H.C: Your work is often hard to categorise, combing many artistic styles, ideas and themes into each painting. Could you talk a bit about your creative process? And the effect this conglomeration of styles produces?
I.N: I usually write a lot before I start painting, that acts as a framework to begin with, becoming like architectural notes I look at when I actually start making the work. When it comes to preparation for paintings I write much more than I draw, a drawing is much too linguistically close to the painting I’m about to make as they’re both visual. However, I don’t want the starting notes to be too oppressive, something I find hard to deviate from. Verbal language is distanced, just suggestive enough to remind me roughly what I was thinking about or feeling, while also giving me the freedom to take it in other directions. I usually start with a thought (the preparatory written notes) and then end with a feeling (the finished painting). I can just feel when a painting has done that or not, it’s no longer a logical process at that point.

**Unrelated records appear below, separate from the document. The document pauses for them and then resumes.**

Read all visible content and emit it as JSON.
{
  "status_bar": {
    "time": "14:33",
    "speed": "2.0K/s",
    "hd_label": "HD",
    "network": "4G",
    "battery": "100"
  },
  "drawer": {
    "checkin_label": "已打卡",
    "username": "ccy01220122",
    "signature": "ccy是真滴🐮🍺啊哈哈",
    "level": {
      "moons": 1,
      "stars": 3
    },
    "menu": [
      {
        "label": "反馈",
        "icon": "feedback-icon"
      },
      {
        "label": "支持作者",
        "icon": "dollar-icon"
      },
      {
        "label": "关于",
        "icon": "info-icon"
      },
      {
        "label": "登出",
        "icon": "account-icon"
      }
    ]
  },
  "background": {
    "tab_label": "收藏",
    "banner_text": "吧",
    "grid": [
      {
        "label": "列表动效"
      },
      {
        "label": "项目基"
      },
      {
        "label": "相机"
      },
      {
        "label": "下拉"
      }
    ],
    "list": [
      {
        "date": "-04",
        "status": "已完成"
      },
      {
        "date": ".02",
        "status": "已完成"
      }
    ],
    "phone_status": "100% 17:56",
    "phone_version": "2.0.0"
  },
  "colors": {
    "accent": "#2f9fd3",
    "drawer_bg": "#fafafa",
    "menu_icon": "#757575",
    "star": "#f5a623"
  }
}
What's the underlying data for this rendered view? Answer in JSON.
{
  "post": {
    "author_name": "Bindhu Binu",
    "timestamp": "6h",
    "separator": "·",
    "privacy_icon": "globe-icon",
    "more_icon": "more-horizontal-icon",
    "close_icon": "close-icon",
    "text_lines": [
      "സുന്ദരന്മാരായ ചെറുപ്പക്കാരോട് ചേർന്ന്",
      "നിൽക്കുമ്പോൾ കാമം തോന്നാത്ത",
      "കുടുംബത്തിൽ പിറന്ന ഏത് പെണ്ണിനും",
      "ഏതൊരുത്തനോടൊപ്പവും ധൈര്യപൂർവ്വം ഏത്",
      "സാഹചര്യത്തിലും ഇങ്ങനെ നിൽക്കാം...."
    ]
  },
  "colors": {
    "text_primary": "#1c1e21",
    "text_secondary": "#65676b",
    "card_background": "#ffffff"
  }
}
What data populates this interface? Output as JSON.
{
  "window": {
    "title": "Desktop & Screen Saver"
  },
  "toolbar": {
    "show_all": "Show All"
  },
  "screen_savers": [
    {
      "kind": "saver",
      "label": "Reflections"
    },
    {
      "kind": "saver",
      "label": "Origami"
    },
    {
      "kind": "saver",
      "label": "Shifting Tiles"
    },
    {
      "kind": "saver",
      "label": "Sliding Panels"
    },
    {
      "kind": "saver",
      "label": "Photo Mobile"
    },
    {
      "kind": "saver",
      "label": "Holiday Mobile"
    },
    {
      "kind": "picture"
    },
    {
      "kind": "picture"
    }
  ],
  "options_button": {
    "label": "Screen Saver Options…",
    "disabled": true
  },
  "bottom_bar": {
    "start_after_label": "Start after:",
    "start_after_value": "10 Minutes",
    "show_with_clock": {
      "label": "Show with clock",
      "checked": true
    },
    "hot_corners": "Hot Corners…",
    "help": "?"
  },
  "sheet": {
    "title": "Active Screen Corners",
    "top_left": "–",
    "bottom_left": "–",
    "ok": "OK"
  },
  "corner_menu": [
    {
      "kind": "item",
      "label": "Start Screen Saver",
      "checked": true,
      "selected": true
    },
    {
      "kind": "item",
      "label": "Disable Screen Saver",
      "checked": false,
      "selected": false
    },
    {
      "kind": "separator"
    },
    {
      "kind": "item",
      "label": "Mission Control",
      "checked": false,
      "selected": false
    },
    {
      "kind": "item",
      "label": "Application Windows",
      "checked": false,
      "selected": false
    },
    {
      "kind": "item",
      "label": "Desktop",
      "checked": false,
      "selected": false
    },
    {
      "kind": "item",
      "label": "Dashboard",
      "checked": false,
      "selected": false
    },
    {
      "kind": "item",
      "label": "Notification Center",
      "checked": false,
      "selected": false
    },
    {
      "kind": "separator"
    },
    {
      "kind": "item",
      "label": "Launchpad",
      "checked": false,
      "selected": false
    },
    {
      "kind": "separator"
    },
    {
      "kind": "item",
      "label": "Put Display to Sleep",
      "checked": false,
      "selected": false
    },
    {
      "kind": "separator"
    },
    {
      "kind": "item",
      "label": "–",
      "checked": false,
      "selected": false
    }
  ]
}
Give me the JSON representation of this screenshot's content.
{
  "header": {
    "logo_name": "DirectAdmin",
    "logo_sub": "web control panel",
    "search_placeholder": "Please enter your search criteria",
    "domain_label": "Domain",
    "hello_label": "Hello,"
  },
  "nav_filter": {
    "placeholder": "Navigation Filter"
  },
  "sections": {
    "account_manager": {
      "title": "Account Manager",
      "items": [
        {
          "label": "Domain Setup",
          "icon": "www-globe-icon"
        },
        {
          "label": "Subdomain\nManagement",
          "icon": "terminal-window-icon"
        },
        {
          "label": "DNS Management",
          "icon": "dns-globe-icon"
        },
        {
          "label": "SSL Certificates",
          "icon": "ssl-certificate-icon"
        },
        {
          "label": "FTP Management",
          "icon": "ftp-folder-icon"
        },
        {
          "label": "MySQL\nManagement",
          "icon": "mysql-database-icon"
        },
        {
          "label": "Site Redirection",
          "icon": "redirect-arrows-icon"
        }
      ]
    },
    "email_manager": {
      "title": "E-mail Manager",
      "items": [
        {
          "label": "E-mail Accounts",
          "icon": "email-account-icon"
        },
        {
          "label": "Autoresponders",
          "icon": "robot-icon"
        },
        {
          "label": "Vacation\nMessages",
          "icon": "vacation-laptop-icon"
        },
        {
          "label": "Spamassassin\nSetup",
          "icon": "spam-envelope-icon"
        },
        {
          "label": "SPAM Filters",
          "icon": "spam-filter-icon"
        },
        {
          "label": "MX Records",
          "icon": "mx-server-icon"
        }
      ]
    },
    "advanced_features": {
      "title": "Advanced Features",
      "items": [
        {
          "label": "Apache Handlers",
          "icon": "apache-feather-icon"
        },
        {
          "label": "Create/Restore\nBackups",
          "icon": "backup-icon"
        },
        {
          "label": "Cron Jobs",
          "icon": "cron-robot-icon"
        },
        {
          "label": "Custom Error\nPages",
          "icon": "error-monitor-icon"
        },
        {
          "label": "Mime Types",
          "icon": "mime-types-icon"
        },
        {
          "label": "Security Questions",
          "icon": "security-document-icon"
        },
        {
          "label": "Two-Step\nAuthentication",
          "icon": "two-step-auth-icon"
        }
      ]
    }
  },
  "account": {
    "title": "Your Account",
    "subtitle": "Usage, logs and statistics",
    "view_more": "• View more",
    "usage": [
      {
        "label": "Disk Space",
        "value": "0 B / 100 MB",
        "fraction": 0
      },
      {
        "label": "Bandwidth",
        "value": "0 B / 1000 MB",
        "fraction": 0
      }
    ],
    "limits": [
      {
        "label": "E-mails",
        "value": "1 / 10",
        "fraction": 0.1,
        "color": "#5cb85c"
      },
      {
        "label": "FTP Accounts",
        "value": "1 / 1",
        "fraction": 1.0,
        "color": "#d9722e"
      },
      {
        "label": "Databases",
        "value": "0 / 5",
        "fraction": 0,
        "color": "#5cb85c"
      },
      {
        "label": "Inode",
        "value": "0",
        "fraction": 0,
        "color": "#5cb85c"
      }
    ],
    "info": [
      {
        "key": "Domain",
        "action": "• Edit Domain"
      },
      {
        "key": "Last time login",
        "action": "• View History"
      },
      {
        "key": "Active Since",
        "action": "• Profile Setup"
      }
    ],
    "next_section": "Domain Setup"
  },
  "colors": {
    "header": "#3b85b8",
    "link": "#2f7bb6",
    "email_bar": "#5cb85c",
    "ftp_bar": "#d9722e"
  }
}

I really want to make things that feel new and surprise me. With each new work I usually pose myself a kind of question, for example “What if I tried to make a painting that combined text and landscape together while also being a straight up, abstractly patterned camo painting?” or “What if I tried to combine screen print and painting, both which are referentially loaded in the context of the history of painting, without it seeming to be too quotational or ironic?”
Each painting really does its own thing and has its own identity. I would say that’s why my work might be considered difficult to categorise. This seems to me to be the natural way to go about making work now. Our experience of the world and how we process cultural information is inconsistent. We’re surrounded by and absorb very different visual languages compressed together (usually through the internet). It therefore makes much more sense to me that there are inconsistencies both within and between the works too.
H.C: The ‘Young London Painters’ exhibition aims to shine a light on emerging artists producing work in that medium. Apart from the sculptural additions of the laser-cut modules to the paintings in your recent degree show, have you ever explored, or are interested in exploring, other mediums?
I.N: I’m planning on making a book when I return to London and I have lots of ideas for sculptures I really want to make soon. I’d also like to start making stickers, prints and t-shirts. I’ve started making much smaller painted works in the past couple of months also. I think painting will always stay at the core of what I do, it’s the thing that seems to be the engine for everything else.
Opening: November 22nd, 7pm-10pm.
On View: November 23rd & 24th, 10am-5pm.